Points of Progress: Robots replace child camel jockeys, and more

This is more than feel-good news – it's where the world is making concrete progress. A roundup of positive stories to end your week.

Amr Abdallah Dalsh/Reuters
A Bedouin camel owner prepares a robot jockey before a race in Ismailia, Egypt, on March 12.


Robots are taking the place of child jockeys in a major traditional Egyptian camel racing festival. The Bedouin sport has long used children for their small size and light weight, but the practice has come under criticism by human rights organizations that say some child jockeys are abused and malnourished. This year, 20 of about 150 camels were controlled by robots instead of children as bans in neighboring countries and local campaigns add pressure to camel owners to change. (Reuters)

The Caribbean

Countries in the Caribbean region have found a dirty way to clean up greenhouse emissions. Carbon is harmful when released in the atmosphere but good for farming and the environment when it is sequestered in soil. Researchers in the Caribbean have found that certain farming practices, such as managed grazing and crop rotation, can more effectively remove carbon from the air while creating a healthier topsoil. Several different initiatives are working to introduce regenerative techniques like organic farming and agroforestry to replace farming practices that degrade the environment. (Forbes)

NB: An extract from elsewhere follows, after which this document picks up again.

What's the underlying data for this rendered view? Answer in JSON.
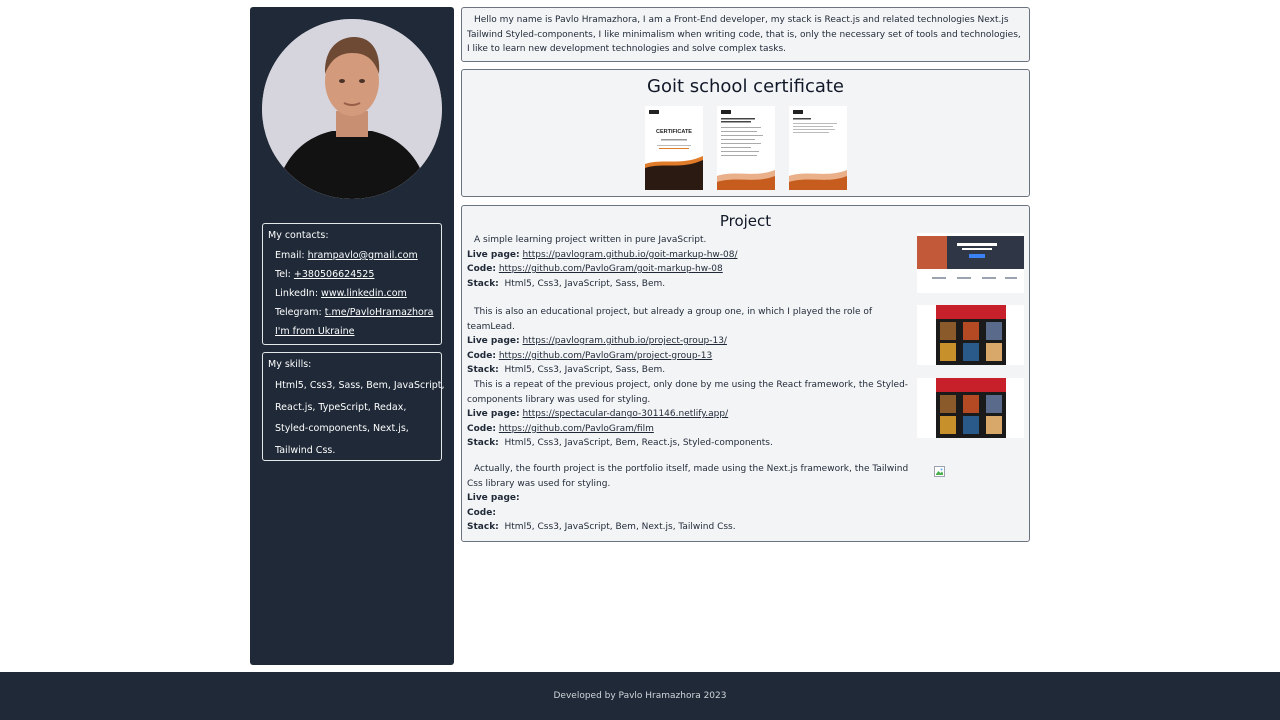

The European Union will commit another $10.8 million to support local government, jobs, and agriculture in Bhutan. The funds are aimed at reducing poverty while also encouraging the development of carbon-neutral infrastructure. Thanks to previous funding from the EU totaling $48 million, Bhutan has been able to increase organic production at farms, improve farm supplies and techniques, and upgrade roads, fields, and irrigation systems. (European Commission on International Cooperation and Development)

Cathal McNaughton/Reuters
A boy carries straw near Punakha, Bhutan, on Dec. 13, 2017.

Ivory Coast

Cotton production is getting a boost from collaborative farming practices. A decade ago, the Ivory Coast cotton industry was struggling after a civil war left farmers without money, tools, or resources. To improve the situation, the government introduced fixed prices and a zoning system that limits the area in which a cotton company can operate. And once-overlooked farming communities are now being brought to the table. These efforts have led to a 25 percent increase in last year’s crop. (Ethical Corporation)


Glasgow schools are drawing attention for their efforts to increase educational achievement for low-income children. A holistic, city-wide approach has focused on alleviating the effect of poverty on schoolchildren and their families. The approach has boosted attendance, scholastic achievement, and postgraduation success. Officials noted the significant overall progress made in schools, especially during the past decade. (BBC)

You've read  of  free articles. Subscribe to continue.
Real news can be honest, hopeful, credible, constructive.
What is the Monitor difference? Tackling the tough headlines – with humanity. Listening to sources – with respect. Seeing the story that others are missing by reporting what so often gets overlooked: the values that connect us. That’s Monitor reporting – news that changes how you see the world.

Dear Reader,

About a year ago, I happened upon this statement about the Monitor in the Harvard Business Review – under the charming heading of “do things that don’t interest you”:

“Many things that end up” being meaningful, writes social scientist Joseph Grenny, “have come from conference workshops, articles, or online videos that began as a chore and ended with an insight. My work in Kenya, for example, was heavily influenced by a Christian Science Monitor article I had forced myself to read 10 years earlier. Sometimes, we call things ‘boring’ simply because they lie outside the box we are currently in.”

If you were to come up with a punchline to a joke about the Monitor, that would probably be it. We’re seen as being global, fair, insightful, and perhaps a bit too earnest. We’re the bran muffin of journalism.

But you know what? We change lives. And I’m going to argue that we change lives precisely because we force open that too-small box that most human beings think they live in.

The Monitor is a peculiar little publication that’s hard for the world to figure out. We’re run by a church, but we’re not only for church members and we’re not about converting people. We’re known as being fair even as the world becomes as polarized as at any time since the newspaper’s founding in 1908.

We have a mission beyond circulation, we want to bridge divides. We’re about kicking down the door of thought everywhere and saying, “You are bigger and more capable than you realize. And we can prove it.”

If you’re looking for bran muffin journalism, you can subscribe to the Monitor for $15. You’ll get the Monitor Weekly magazine, the Monitor Daily email, and unlimited access to CSMonitor.com.

QR Code to Points of Progress: Robots replace child camel jockeys, and more
Read this article in
QR Code to Subscription page
Start your subscription today